    April 23, 2014

  • Court critical of law punishing campaign lies

    The Supreme Court appears to be highly skeptical of laws that try to police false statements during political campaigns, raising doubts about the viability of such laws in more than 15 states.

    April 23, 2014

  • U.S.: Russia has ‘days, not weeks’ to follow by an international accord for Ukraine

    Russia has “days, not weeks” to abide by an international accord aimed at stemming the crisis in Ukraine, the top U.S. diplomat in Kiev warned Monday as Vice President Joe Biden launched a high-profile show of support for the pro-Western Ukrainian government. Russia in turn accused authorities in Kiev of flagrantly violating the pact and declared their actions would not stand.

    April 22, 2014

  • U.S. weighing military exercises

    The United States is considering deploying about 150 soldiers for military exercises to begin in Poland and Estonia in the next few weeks, a Western official said Saturday. The exercises would follow Russia’s buildup of forces near its border with Ukraine and its annexation last month of Ukraine’s Crimean Peninsula.

    April 21, 2014

  • Ukraine, Russia trade blame for shootout

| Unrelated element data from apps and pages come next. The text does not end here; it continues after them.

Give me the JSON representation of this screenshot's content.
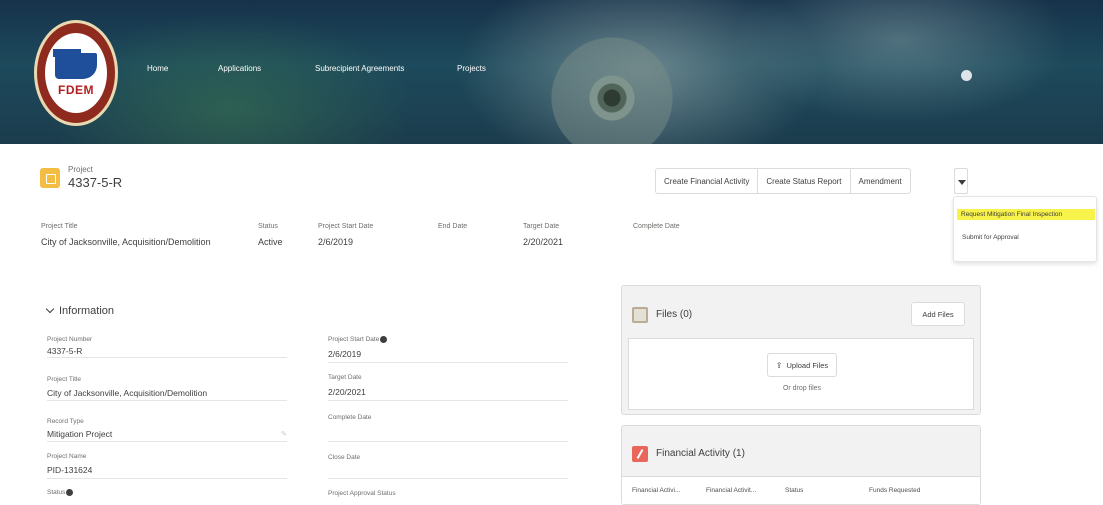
{
  "header": {
    "logo_text": "FDEM",
    "nav": [
      "Home",
      "Applications",
      "Subrecipient Agreements",
      "Projects"
    ]
  },
  "record": {
    "type_label": "Project",
    "number": "4337-5-R"
  },
  "actions": {
    "buttons": [
      "Create Financial Activity",
      "Create Status Report",
      "Amendment"
    ],
    "menu": [
      "Request Mitigation Final Inspection",
      "Submit for Approval"
    ]
  },
  "highlights": [
    {
      "label": "Project Title",
      "value": "City of Jacksonville, Acquisition/Demolition"
    },
    {
      "label": "Status",
      "value": "Active"
    },
    {
      "label": "Project Start Date",
      "value": "2/6/2019"
    },
    {
      "label": "End Date",
      "value": ""
    },
    {
      "label": "Target Date",
      "value": "2/20/2021"
    },
    {
      "label": "Complete Date",
      "value": ""
    }
  ],
  "info": {
    "heading": "Information",
    "left": [
      {
        "label": "Project Number",
        "value": "4337-5-R"
      },
      {
        "label": "Project Title",
        "value": "City of Jacksonville, Acquisition/Demolition"
      },
      {
        "label": "Record Type",
        "value": "Mitigation Project"
      },
      {
        "label": "Project Name",
        "value": "PID-131624"
      },
      {
        "label": "Status",
        "value": ""
      }
    ],
    "right": [
      {
        "label": "Project Start Date",
        "value": "2/6/2019"
      },
      {
        "label": "Target Date",
        "value": "2/20/2021"
      },
      {
        "label": "Complete Date",
        "value": ""
      },
      {
        "label": "Close Date",
        "value": ""
      },
      {
        "label": "Project Approval Status",
        "value": ""
      }
    ]
  },
  "files": {
    "title": "Files (0)",
    "add_label": "Add Files",
    "upload_label": "Upload Files",
    "drop_label": "Or drop files"
  },
  "financial": {
    "title": "Financial Activity (1)",
    "columns": [
      "Financial Activi...",
      "Financial Activit...",
      "Status",
      "Funds Requested"
    ]
  },
  "colors": {
    "highlight": "#f7f34a",
    "project_icon": "#f2bd42",
    "financial_icon": "#e9675a"
  }
}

    Within hours of an Easter morning shootout at a checkpoint manned by pro-Russia insurgents in eastern Ukraine, Russia’s Foreign Ministry issued a statement blaming militant Ukrainian nationalists and Russian state television stations aired pictures of supposed proof of their involvement in the attack that left at least three people dead.

    April 20, 2014

  • Governor: Closing Boston amid bomber hunt ‘tough’

    Several days after the Boston Marathon bombing, Gov. Deval Patrick received a call in the pre-dawn hours from a top aide telling him that police officers outside the city had just engaged in a ferocious gun battle with the two men suspected of setting the bombs and that one was dead and the other had fled.

    April 20, 2014

  • Everest avalanche reminder of risks Sherpas face

    The rescuers moved quickly, just minutes after the first block of ice tore loose from Mount Everest and started an avalanche that roared down the mountain, ripping through teams of guides hauling gear.
    But they couldn’t get there quickly enough.

    April 20, 2014

  • Colorado deaths stoke worries about pot edibles

    A college student eats more than the recommended dose of a marijuana-laced cookie and jumps to his death from a hotel balcony. A husband with no history of violence is accused of shooting his wife in the head, possibly after eating pot-infused candy.

    April 19, 2014

  • Everest avalanche kills at least 12

    An avalanche swept down a climbing route on Mount Everest early Friday, killing at least 12 Nepalese guides and leaving four missing in the deadliest disaster on the world’s highest peak. Several more were injured.

    April 19, 2014

  • Diplomacy doesn’t move insurgents in Ukraine

    Pro-Russian insurgents defiantly refused Friday to surrender their weapons or give up government buildings in eastern Ukraine, despite a diplomatic accord reached in Geneva and overtures from the government in Kiev.

    April 19, 2014

House Ads
Featured Ads